*Directions*: Identify each line below containing the string "java" and copy it.

BEGIN

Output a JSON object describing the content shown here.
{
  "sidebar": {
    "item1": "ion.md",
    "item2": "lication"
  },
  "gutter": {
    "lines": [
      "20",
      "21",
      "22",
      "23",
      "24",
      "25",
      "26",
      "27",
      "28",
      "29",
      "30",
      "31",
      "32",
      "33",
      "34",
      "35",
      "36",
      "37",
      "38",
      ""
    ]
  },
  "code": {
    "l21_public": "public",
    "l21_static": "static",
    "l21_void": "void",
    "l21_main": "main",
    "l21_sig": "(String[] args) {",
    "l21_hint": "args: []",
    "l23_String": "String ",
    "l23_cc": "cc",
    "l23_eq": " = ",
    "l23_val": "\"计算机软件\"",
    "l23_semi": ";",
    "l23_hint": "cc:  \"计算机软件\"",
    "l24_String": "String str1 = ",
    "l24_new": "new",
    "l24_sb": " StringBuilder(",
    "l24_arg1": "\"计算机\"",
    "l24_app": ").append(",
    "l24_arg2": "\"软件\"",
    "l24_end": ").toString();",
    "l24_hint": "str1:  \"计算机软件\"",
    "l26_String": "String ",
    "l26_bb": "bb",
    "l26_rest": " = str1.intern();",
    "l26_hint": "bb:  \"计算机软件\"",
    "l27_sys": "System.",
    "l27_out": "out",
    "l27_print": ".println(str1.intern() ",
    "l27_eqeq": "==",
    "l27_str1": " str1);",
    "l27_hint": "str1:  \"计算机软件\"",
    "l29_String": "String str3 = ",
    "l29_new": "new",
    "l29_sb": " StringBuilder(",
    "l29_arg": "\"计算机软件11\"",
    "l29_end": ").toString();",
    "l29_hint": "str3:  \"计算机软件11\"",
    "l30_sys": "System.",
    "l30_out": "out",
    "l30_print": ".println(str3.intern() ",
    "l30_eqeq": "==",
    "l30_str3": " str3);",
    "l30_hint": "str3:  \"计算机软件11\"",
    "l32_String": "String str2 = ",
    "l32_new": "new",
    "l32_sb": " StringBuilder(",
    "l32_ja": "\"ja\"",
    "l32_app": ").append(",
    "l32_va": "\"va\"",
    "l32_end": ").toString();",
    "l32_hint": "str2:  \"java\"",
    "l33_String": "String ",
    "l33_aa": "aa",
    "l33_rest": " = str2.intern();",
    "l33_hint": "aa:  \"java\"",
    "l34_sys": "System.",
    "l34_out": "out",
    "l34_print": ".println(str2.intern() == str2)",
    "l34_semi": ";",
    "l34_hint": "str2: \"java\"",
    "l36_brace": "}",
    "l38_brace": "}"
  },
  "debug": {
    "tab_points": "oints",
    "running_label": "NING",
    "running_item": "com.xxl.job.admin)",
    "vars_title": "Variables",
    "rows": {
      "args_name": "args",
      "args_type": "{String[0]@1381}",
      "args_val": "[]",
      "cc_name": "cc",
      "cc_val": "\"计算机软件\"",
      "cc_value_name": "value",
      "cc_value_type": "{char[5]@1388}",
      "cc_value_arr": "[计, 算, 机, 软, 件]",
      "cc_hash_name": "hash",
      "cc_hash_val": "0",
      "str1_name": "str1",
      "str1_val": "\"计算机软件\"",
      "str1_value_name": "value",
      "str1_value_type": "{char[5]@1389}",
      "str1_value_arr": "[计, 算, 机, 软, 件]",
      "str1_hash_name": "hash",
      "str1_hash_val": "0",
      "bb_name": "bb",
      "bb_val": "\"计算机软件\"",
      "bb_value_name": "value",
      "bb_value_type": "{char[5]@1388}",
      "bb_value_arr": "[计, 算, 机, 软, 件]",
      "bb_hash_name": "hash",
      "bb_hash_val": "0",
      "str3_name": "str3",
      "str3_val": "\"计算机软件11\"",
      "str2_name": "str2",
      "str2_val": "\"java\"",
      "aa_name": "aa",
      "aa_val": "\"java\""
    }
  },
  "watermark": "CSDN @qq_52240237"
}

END

*Answer space*:
    "l32_hint": "str2:  \"java\"",
    "l33_hint": "aa:  \"java\"",
    "l34_hint": "str2: \"java\"",
      "str2_val": "\"java\"",
      "aa_val": "\"java\""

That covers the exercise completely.